- Study and develop new medical technologies to help improve diagnosis, treatment and care
- Use scientific knowledge and techniques to make a real impact on people's lives
- Progression routes to senior roles within the NHS and private medicine
As a medical physicist, you'll combine science with medicine in a field known as healthcare science or clinical science.
- Developing and testing new systems to help investigate patients' conditions
- Monitoring equipment to make sure it's accurate, safe and well-maintained
- Training hospital staff
- Planning treatment programmes and explaining procedures to patients
- Carrying out procedures and analysing test results
- Using computer simulations and mathematical modelling in research and development work
You'll work closely with medical professionals like doctors, radiographers and medical physics technicians.
You could work in a laboratory, or in an NHS private hospital.
For this role, you'll need knowledge of maths and biology, thinking and reasoning skills, thoroughness and attention to detail, excellent verbal communication skills, good initiative, analytical thinking skills, and the ability to work well with others.
To become a medical physicist, you'll need a first or upper second class honours degree that includes a high level of physics, such as applied physics, physics and mathematics, or astrophysics. Then you would complete the 3-year NHS Scientist Training Programme.

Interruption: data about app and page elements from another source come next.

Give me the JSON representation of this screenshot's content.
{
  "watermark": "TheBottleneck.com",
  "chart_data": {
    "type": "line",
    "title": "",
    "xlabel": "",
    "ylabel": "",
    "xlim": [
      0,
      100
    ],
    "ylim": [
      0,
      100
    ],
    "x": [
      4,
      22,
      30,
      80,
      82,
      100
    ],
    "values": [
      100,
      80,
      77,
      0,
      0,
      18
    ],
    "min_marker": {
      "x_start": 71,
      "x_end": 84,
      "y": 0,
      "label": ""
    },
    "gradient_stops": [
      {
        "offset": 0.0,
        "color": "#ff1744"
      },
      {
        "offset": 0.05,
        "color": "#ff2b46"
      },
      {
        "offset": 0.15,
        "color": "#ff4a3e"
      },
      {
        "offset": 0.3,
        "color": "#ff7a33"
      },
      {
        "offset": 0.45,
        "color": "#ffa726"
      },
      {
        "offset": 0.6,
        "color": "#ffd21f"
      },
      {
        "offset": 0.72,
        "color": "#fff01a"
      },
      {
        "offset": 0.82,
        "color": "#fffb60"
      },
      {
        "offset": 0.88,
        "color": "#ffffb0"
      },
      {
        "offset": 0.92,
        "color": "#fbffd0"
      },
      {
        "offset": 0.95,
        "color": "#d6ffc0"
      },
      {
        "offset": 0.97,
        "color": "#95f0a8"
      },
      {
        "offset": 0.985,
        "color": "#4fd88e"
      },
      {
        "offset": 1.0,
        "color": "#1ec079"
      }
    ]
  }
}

You could also complete a postgraduate master's qualification in a relevant subject like theoretical physics.
If you don't have a degree level qualification, you can apply for the NHS Practitioner Training Programme (PTP). You would study for a degree in healthcare science, which includes work-based training, then continue to specialise in medical physics.
You can also get into this role through a degree apprenticeship as a healthcare science practitioner.
You could go on to lead a department, work in higher education, research, or in the medical equipment manufacturing industry.